If one were to examine the research on how romances start, one might get the impression that "friends-first" romances are rare, since they receive very little attention in the research literature. But actually, it's not uncommon for couples to know each other for months or years before they become a romantic couple. New research by Danu Anthony Stinson and colleagues, recently published in Social Psychological and Personality Science, explores just how common "friends first" romances are, and what people's attitudes are toward "friends first" vs. "dating first" relationships.

How Common Are Friends-First Romances?

First, the researchers looked back at seven different samples of survey participants who had reported on their romantic relationships as part of earlier studies. Most were undergraduate students, but two samples were of adults from a wider age range. The researchers found that about two-thirds of respondents reported that they were friends with their partner before they became romantically involved.

Some groups of people were more likely to be friends first than others. Among married couples, those under age 30 were more likely to report that their romances began as friendships than those over 30. People in same-gender romances were also especially likely to report that their relationship grew out of friendship.

How Do People Feel About the Idea of Starting Out as Friends?

While the evidence is clear that friends-first relationships are common, how do people feel about them? Do people think it's more romantic to be swept off their feet by a stranger, meet someone at school or work, or be introduced by a friend?

In a separate study of 298 undergraduate students, the researchers asked them how they felt about different ways of meeting romantic partners. While introduction via mutual friends (18 percent) and meeting at school (18 percent) were the preferred ways of finding romance for some people, the vast majority preferred to be friends first. Almost half of the respondents indicated that starting as a friendship was the best way to meet a romantic partner. This research only examined undergraduate students, so it's still an open question whether older adults share young adults' preference for friends-first romances.

Were They Really Friends First?

You may wonder if these friends-first couples really were genuinely platonic at first. Perhaps one or both parties initiated the friendship hoping that it would someday turn romantic.

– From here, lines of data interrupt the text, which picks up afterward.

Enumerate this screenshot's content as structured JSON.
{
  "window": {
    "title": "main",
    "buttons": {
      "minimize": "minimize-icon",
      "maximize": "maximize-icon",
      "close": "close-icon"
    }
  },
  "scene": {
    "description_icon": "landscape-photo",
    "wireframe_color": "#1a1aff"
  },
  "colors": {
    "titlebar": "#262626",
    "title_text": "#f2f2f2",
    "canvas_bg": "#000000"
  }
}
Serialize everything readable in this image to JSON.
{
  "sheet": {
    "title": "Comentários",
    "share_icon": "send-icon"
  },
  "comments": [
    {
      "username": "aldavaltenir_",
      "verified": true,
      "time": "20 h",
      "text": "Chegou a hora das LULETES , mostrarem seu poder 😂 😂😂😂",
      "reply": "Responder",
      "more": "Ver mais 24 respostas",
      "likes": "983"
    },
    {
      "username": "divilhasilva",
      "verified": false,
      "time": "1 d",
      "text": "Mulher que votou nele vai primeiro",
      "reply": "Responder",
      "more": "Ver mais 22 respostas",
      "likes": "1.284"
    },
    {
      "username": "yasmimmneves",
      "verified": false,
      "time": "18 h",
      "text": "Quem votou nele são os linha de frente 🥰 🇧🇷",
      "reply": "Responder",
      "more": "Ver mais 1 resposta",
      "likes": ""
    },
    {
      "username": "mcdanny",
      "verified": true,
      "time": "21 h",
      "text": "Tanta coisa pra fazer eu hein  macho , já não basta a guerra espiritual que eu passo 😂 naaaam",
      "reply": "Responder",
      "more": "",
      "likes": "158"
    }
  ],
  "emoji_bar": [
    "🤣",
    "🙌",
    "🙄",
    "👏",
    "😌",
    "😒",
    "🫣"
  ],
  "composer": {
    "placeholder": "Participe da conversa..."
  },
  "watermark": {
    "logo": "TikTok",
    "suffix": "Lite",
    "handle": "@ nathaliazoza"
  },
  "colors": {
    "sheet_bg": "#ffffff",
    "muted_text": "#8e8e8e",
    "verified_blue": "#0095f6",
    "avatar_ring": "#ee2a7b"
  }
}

In that same study of undergraduate students, the researchers asked 210 respondents who had been in friends-first romances what their intentions were when the friendship began. Seventy percent of the respondents who had a friends-first romance said they just became friends and only became romantically interested later, with neither party having romantic interest initially.

What Do We Know About Friends-First Relationships?

Unfortunately, this incredibly common phenomenon is rather understudied by relationship researchers. We do know that couples in friends-first relationships are less similar in their levels of physical attractiveness. This suggests that looks play a smaller role in attraction for couples who begin as friends. This could be a good thing, given that a romantic partner's physical attractiveness is not what matters for long-term relationship satisfaction—what matters are warmth, kindness, and loyalty, which are also at the heart of solid friendships.

Friends-first relationships are also likely to deviate from standard dating scripts that, in heterosexual romance, tend to follow certain gender norms. In a traditional dating context, the man initiates dating and is responsible for escalating the relationship to a more serious status. Free from the constraints of the traditional dating narrative, friends-first romances may progress along a trajectory that is more gender-egalitarian.

This research suggests that not only are friends-first relationships common, especially among young adults and same-gender couples, but they may also be the preferred method of dating for young adults.

Facebook image: Jacob Lund/Shutterstock